Assigned task:
Filter the records for lines holding the string "télécommande".

Given records:
--- START ---
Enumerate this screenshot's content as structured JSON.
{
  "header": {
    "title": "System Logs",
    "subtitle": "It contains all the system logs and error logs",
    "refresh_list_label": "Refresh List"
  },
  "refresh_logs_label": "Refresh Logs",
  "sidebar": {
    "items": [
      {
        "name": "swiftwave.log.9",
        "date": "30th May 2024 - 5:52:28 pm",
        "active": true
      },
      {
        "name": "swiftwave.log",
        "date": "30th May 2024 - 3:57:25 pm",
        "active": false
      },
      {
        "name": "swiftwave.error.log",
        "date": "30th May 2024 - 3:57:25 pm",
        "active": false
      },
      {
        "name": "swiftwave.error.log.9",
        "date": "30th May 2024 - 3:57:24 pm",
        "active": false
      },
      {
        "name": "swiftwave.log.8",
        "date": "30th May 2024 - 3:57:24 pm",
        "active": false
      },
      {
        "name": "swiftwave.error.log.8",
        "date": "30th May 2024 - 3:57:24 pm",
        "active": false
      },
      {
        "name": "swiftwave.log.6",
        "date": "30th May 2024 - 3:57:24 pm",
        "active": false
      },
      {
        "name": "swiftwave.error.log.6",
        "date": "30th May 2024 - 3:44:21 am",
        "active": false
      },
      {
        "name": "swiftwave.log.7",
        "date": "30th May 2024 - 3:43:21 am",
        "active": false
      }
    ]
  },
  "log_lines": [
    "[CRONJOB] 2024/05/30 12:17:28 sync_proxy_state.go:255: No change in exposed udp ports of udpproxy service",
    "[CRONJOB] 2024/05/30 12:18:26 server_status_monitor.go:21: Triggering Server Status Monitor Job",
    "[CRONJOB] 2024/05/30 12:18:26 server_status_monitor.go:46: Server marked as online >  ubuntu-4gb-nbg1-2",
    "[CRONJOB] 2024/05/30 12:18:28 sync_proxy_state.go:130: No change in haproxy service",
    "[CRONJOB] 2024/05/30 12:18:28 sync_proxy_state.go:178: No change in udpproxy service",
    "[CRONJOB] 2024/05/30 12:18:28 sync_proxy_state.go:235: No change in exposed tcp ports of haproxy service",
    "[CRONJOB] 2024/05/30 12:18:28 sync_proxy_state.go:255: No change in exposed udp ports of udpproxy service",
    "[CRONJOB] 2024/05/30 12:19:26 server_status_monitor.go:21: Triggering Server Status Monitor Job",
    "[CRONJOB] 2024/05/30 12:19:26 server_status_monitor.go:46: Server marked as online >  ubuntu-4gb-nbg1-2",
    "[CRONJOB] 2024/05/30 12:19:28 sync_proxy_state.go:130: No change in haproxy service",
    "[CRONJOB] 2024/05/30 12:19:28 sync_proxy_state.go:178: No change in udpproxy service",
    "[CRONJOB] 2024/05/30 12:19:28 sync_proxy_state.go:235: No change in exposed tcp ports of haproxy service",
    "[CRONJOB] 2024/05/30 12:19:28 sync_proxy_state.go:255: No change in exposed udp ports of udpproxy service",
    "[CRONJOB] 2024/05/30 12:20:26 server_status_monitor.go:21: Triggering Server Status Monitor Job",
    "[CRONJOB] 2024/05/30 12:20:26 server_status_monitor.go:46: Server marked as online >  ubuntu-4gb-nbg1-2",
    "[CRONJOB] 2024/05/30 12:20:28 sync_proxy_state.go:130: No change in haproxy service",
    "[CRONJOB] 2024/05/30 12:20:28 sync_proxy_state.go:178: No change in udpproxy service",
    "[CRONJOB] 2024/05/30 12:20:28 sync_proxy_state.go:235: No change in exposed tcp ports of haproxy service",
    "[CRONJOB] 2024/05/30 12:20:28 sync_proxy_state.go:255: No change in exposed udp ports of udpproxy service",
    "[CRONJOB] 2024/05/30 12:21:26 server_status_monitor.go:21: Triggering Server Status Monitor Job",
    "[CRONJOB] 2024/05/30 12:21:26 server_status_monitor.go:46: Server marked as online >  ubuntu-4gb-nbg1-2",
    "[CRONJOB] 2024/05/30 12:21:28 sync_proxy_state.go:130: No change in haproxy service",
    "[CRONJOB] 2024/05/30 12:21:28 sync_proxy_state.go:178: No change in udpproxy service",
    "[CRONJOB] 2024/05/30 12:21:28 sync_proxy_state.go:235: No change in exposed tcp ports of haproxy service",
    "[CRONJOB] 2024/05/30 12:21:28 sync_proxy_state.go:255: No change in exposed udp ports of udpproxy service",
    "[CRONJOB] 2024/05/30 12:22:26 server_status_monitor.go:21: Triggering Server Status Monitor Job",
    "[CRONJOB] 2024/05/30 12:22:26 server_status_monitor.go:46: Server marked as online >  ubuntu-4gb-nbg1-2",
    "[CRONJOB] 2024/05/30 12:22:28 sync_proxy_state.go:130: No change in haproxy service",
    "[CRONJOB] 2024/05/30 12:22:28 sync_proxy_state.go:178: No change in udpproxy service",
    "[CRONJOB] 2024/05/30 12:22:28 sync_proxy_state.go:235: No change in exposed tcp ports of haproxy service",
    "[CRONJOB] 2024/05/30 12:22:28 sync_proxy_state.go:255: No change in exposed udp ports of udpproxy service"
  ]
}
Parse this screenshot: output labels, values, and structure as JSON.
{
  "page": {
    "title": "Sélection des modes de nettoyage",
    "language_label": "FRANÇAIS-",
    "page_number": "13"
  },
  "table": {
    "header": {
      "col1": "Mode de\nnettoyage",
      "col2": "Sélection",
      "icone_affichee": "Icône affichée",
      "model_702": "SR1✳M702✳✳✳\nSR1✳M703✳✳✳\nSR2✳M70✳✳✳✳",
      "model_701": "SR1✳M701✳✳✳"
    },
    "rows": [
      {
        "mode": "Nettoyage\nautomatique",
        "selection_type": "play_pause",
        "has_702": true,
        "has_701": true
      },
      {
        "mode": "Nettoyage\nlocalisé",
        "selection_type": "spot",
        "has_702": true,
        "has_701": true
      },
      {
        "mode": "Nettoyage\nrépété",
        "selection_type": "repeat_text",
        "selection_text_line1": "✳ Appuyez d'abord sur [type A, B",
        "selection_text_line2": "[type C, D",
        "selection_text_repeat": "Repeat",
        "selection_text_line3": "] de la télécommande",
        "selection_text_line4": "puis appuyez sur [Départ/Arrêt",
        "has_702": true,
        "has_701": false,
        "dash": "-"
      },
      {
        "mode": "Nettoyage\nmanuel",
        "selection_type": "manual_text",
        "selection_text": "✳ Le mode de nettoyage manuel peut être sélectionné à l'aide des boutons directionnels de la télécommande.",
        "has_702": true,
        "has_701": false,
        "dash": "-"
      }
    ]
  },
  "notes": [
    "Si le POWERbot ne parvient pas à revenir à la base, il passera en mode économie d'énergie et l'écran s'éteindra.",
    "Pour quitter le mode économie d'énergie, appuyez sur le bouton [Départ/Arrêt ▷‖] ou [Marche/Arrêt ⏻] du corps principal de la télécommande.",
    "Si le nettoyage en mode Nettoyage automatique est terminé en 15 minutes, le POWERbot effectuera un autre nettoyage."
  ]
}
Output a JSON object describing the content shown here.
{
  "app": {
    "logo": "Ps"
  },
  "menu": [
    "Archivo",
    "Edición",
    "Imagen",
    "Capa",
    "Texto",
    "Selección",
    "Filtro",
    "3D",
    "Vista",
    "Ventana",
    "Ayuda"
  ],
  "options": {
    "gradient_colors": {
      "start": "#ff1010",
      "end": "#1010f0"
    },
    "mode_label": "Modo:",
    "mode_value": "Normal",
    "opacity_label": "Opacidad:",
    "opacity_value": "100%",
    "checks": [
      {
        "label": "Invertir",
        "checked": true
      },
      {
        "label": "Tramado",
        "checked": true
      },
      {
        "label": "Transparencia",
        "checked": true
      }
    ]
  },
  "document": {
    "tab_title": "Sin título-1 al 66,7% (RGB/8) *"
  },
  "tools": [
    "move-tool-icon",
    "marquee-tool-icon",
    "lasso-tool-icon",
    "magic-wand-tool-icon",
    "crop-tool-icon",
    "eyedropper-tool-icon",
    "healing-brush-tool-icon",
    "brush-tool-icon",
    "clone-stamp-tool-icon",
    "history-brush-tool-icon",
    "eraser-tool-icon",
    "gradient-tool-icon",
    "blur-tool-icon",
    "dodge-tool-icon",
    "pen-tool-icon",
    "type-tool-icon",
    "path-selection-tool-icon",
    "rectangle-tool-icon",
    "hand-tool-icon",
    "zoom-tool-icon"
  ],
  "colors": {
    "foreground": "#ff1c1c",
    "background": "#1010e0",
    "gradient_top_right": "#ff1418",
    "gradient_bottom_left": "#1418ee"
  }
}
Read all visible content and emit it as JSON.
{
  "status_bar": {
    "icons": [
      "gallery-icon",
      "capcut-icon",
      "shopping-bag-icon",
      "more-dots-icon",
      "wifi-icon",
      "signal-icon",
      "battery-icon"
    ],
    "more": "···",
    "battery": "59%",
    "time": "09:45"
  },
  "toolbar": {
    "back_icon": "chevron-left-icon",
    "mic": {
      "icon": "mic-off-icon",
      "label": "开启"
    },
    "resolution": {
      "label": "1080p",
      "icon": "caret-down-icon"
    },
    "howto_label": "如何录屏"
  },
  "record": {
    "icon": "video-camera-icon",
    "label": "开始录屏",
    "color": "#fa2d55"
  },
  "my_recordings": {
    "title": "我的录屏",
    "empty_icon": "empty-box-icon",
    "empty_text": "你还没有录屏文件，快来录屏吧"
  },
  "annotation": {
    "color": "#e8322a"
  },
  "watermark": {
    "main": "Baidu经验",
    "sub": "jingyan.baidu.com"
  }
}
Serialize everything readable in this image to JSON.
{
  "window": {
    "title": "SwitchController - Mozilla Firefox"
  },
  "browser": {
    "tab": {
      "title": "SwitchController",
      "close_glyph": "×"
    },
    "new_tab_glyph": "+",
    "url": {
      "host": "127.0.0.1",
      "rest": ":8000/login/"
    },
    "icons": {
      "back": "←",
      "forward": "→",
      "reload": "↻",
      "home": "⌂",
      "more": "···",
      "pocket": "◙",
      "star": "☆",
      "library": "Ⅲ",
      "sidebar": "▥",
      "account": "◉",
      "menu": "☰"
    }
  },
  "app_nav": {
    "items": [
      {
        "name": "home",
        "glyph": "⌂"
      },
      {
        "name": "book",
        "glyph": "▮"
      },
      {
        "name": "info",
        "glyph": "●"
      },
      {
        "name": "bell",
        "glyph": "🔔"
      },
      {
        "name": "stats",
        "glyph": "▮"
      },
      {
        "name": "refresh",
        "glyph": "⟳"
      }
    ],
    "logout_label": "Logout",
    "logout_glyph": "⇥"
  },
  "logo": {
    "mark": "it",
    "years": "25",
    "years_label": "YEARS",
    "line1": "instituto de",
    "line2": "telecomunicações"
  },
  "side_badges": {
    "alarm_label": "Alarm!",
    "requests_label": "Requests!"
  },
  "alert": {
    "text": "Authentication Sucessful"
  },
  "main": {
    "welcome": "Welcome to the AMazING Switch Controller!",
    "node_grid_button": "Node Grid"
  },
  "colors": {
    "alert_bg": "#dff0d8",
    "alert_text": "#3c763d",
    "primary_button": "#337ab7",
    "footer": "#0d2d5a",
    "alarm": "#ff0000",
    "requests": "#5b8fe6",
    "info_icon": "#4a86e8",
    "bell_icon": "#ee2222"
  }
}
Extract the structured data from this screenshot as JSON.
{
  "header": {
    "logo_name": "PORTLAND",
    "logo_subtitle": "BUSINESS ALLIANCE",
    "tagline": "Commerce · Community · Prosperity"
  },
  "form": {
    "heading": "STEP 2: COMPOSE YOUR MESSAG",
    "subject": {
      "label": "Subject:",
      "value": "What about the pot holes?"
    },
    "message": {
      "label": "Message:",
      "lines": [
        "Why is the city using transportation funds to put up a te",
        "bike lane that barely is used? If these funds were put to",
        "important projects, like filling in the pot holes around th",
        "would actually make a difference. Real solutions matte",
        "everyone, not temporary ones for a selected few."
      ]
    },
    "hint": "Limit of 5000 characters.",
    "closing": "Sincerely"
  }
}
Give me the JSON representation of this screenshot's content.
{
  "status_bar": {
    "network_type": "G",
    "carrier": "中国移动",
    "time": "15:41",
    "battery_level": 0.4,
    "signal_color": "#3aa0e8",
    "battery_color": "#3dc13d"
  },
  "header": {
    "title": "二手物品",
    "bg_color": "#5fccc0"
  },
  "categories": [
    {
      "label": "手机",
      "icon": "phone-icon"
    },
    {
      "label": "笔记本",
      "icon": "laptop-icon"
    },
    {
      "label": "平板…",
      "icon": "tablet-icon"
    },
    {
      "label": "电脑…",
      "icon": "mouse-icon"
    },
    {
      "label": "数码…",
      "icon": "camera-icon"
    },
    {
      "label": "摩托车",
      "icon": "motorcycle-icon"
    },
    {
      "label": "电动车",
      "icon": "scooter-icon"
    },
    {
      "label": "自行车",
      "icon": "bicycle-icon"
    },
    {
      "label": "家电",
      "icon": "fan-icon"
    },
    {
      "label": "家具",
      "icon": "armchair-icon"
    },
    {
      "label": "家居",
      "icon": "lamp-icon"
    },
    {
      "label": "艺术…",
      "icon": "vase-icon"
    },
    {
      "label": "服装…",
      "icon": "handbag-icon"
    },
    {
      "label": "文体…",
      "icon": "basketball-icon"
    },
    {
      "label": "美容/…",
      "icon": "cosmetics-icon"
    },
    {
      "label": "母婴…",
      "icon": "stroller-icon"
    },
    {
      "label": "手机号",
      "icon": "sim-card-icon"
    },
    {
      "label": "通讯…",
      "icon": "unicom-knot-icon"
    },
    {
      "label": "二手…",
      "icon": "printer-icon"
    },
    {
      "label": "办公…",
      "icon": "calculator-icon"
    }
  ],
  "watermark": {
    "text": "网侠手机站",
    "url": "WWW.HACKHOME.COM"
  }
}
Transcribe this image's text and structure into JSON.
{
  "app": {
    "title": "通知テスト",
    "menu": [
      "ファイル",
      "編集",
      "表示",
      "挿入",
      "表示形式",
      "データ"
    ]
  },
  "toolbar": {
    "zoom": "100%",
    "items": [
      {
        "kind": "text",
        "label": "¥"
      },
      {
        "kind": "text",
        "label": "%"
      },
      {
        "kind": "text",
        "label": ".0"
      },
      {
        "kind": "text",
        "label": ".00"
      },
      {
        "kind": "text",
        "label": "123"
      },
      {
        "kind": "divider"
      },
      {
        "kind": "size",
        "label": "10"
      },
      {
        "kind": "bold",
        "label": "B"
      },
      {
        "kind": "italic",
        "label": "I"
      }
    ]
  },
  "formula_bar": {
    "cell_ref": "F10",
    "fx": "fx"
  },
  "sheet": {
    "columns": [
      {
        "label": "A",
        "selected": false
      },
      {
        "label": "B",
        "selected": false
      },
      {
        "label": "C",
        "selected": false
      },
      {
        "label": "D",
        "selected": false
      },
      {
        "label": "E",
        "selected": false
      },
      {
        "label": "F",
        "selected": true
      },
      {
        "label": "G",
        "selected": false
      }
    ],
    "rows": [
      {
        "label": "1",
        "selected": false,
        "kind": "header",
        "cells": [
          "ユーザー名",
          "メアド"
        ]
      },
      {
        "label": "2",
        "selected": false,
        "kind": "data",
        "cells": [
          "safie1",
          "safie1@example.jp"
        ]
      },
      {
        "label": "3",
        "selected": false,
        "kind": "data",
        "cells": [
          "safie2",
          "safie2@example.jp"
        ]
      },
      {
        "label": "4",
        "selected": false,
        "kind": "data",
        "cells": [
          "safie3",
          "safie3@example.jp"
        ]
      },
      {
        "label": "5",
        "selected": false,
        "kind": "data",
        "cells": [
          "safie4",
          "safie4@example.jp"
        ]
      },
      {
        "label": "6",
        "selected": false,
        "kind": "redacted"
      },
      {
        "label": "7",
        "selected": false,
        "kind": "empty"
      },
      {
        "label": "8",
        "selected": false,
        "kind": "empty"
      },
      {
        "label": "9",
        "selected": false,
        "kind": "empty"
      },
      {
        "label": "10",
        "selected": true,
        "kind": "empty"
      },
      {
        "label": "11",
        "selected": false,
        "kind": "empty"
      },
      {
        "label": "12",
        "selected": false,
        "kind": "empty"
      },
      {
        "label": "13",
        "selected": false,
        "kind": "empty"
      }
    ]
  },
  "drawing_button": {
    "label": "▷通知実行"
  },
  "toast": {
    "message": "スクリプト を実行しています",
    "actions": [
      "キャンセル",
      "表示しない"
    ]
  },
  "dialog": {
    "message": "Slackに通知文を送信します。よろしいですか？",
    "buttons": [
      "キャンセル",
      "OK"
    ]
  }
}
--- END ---
Your solution:
        "selection_text_line3": "] de la télécommande",
        "selection_text": "✳ Le mode de nettoyage manuel peut être sélectionné à l'aide des boutons directionnels de la télécommande.",
    "Pour quitter le mode économie d'énergie, appuyez sur le bouton [Départ/Arrêt ▷‖] ou [Marche/Arrêt ⏻] du corps principal de la télécommande.",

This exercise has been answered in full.